Exercise brief: Where a line of the listing below includes the word "currency", reproduce that line.
(Dataset entries begins)
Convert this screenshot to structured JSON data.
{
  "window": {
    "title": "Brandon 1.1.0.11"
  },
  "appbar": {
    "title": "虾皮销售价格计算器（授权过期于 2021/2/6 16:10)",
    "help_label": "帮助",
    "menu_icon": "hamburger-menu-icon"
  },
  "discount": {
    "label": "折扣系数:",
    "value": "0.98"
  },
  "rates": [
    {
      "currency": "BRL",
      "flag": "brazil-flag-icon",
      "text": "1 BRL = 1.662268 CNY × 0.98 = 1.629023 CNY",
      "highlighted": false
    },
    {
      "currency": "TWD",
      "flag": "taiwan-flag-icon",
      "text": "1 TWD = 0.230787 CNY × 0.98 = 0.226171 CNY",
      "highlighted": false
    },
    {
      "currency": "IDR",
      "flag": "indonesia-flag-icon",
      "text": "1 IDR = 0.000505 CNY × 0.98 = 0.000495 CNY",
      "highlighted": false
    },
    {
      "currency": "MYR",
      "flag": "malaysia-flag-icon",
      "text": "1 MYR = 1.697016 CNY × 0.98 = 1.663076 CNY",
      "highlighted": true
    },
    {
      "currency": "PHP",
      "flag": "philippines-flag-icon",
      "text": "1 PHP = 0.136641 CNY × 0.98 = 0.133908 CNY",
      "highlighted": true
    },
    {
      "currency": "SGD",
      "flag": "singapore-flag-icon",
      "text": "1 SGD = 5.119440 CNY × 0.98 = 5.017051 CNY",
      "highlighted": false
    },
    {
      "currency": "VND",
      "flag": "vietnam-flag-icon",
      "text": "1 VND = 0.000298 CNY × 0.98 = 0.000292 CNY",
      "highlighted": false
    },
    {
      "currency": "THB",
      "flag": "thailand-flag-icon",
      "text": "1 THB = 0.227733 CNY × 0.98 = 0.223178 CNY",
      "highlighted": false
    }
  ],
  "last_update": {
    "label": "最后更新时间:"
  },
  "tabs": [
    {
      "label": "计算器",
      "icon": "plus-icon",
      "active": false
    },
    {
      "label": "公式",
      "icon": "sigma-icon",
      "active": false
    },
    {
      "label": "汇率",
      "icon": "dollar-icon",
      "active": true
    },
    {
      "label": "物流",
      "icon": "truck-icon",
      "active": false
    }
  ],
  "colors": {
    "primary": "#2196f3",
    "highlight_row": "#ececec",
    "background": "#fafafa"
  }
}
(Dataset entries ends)
Completed exercise:
      "currency": "BRL",
      "currency": "TWD",
      "currency": "IDR",
      "currency": "MYR",
      "currency": "PHP",
      "currency": "SGD",
      "currency": "VND",
      "currency": "THB",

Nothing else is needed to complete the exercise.